The narrative of last September from both sides of the Israeli-Palestinian divide is strikingly similar. The high point in Israel came September 3, when nearly half a million people took to the streets in peaceful protest against an economic system that they argued betrayed the Zionist dream. A few weeks later, the Palestinian Authority president delivered his historic request for statehood to the United Nations.
And what happened? The conventional thinking is that the euphoria greeting both of these momentous events has dissipated into resigned disappointment. The Palestinians still don’t have a state and were arguably outmaneuvered by American and Israeli diplomatic pressure. The social protest movement, meanwhile, has abandoned its tents on Rothschild Boulevard in Tel Aviv and, after securing a modest change in the tax code, seems to have gone into hibernation.
With Palestinian politics rudderless and Israeli politicians focused on Iran, the conventional thinking may indeed be right. The moment may have passed, subsumed by a status quo that so often has sucked the life out of bold initiatives in this region.
But it may be too soon to dismiss the headlines of September 2011. They may turn out to be game changers yet.
Conversations with Israelis and Palestinians in recent weeks revealed a deep sense of pride and potential for a social reawakening in both societies. True, Benjamin Netanyahu’s government figured out how to make a minimal response to the social protests appear sufficient, but that won’t be enough to erase the underlying causes. Ordinary middle-class Israelis who have felt burdened and bewildered by the unforgiving economic landscape suddenly understood their power to at least be noticed by the political establishment. Even those who did not join in the summer of protests expressed pride at the peaceful, inclusive way that the organizers pressed their case. Hundreds of thousands of people on the street and not one broken window, exclaimed one Israeli.

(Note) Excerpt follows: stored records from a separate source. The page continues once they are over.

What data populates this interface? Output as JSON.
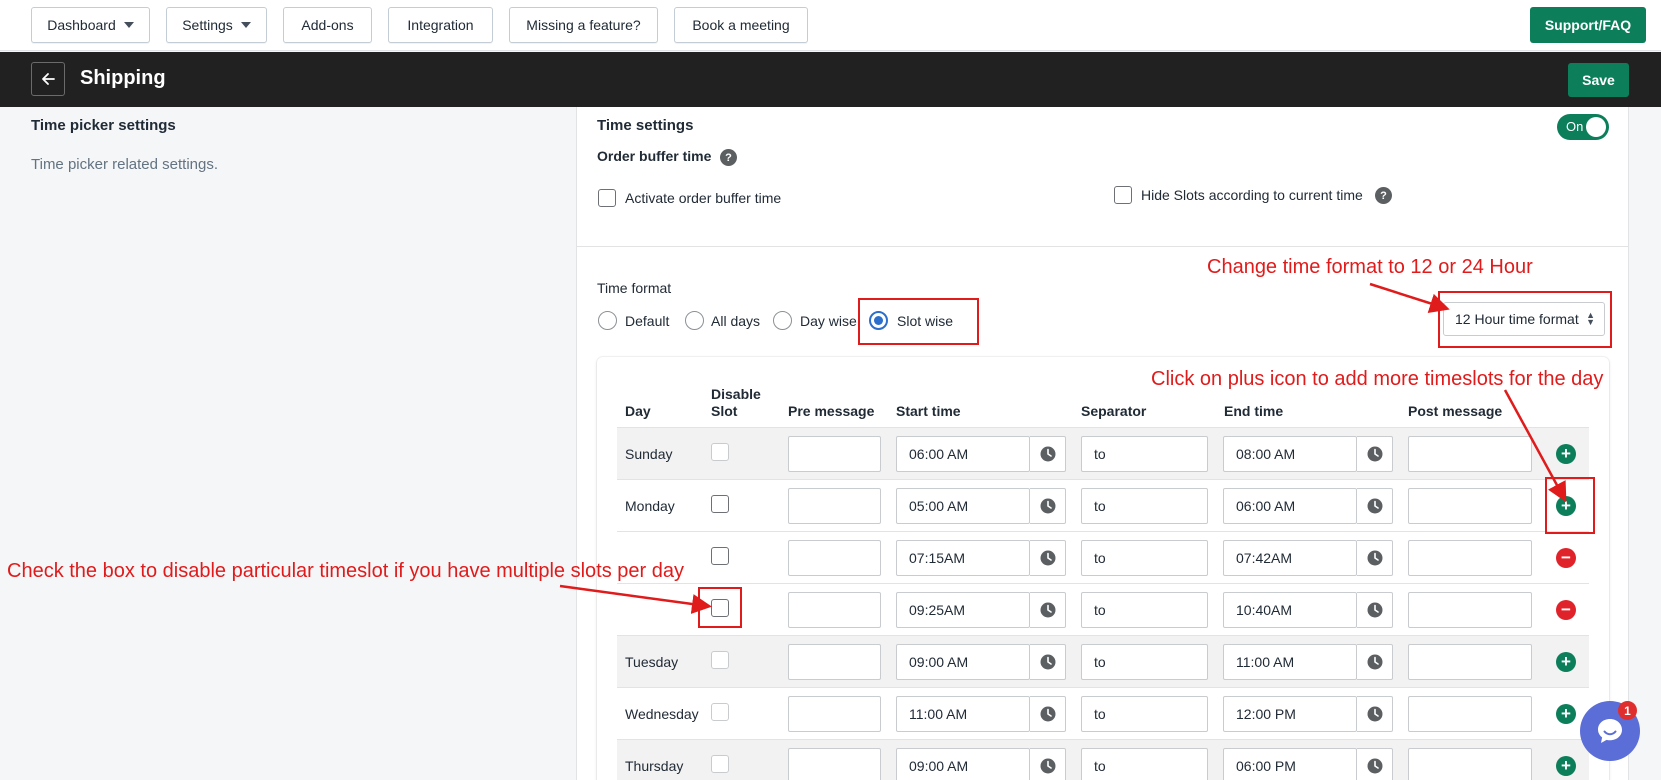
{
  "topbar": {
    "dashboard": "Dashboard",
    "settings": "Settings",
    "addons": "Add-ons",
    "integration": "Integration",
    "missing_feature": "Missing a feature?",
    "book_meeting": "Book a meeting",
    "support": "Support/FAQ"
  },
  "header": {
    "title": "Shipping",
    "save": "Save"
  },
  "left_section": {
    "title": "Time picker settings",
    "description": "Time picker related settings."
  },
  "time_settings": {
    "title": "Time settings",
    "toggle_label": "On",
    "order_buffer_title": "Order buffer time",
    "activate_buffer_label": "Activate order buffer time",
    "hide_slots_label": "Hide Slots according to current time",
    "help_glyph": "?"
  },
  "time_format": {
    "label": "Time format",
    "options": [
      "Default",
      "All days",
      "Day wise",
      "Slot wise"
    ],
    "selected": "Slot wise",
    "select_value": "12 Hour time format"
  },
  "table": {
    "headers": {
      "day": "Day",
      "disable_slot_line1": "Disable",
      "disable_slot_line2": "Slot",
      "pre_message": "Pre message",
      "start_time": "Start time",
      "separator": "Separator",
      "end_time": "End time",
      "post_message": "Post message"
    },
    "rows": [
      {
        "day": "Sunday",
        "start": "06:00 AM",
        "sep": "to",
        "end": "08:00 AM"
      },
      {
        "day": "Monday",
        "start": "05:00 AM",
        "sep": "to",
        "end": "06:00 AM"
      },
      {
        "day": "",
        "start": "07:15AM",
        "sep": "to",
        "end": "07:42AM"
      },
      {
        "day": "",
        "start": "09:25AM",
        "sep": "to",
        "end": "10:40AM"
      },
      {
        "day": "Tuesday",
        "start": "09:00 AM",
        "sep": "to",
        "end": "11:00 AM"
      },
      {
        "day": "Wednesday",
        "start": "11:00 AM",
        "sep": "to",
        "end": "12:00 PM"
      },
      {
        "day": "Thursday",
        "start": "09:00 AM",
        "sep": "to",
        "end": "06:00 PM"
      }
    ],
    "plus_glyph": "+",
    "minus_glyph": "−"
  },
  "annotations": {
    "time_format_note": "Change time format to 12 or 24 Hour",
    "plus_note": "Click on plus icon to add more timeslots for the day",
    "checkbox_note": "Check the box to disable particular timeslot if you have multiple slots per day"
  },
  "chat": {
    "badge_count": "1"
  },
  "colors": {
    "primary_green": "#0c7e5a",
    "header_dark": "#212121",
    "annotation_red": "#e01b1b",
    "radio_blue": "#2c6ecb",
    "remove_red": "#e0232b"
  }
}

Meantime, protest leaders are planning their next move. It all may come to naught, a casualty of youthful inexperience or of some existential national security crisis. But it’s just as possible that the social protest movement will become a kind of sleeping giant, Israel’s own political spring.
The undercurrents of change among the Palestinians are sadly removed from most Israelis — Ramallah, practically a suburb of Jerusalem, may as well be on another continent — but the similarity in narrative is hard to ignore. Many Palestinians seem tired of waiting for a state and for international legitimacy; those who are part of the establishment and want to work through it are taking matters into their own hands. A new Palestinian Institute for Public Diplomacy has been created to improve the Palestinian “brand” in the minds of Americans and, interestingly, Israelis. This partnership of businessmen, government officials and NGO leaders is directly fashioning itself from what it views as the highly successful hasbara effort that the Israelis have perfected over the years.
“There is a lack of knowledge and understanding about how we operate and behave, and what we believe in,” said Samir Hulileh, the chief executive of Padico, in an interview with the Financial Times. His company, a Ramallah-based conglomerate, is the biggest Palestinian company by market value. “Outside Palestine, people either see us as a primitive community and a Third World country, full of gangsters and terrorists. Or they don’t have an impression at all.” Instead, Hulileh says, the new institute wants to project an image of a Palestine that “contributes to the world.”
The question before Americans, and American Jews in particular, is what can we do to strengthen and support these nascent attempts to reorient Palestinian and Israeli societies, and whether that can be done before impatience with the status quo burns away these spurts of populist optimism. This is a special danger among Palestinians, whose national aspirations have been thwarted by leaders on both sides of the Green Line. The events of last September may prove to be game changers, but only if time allows.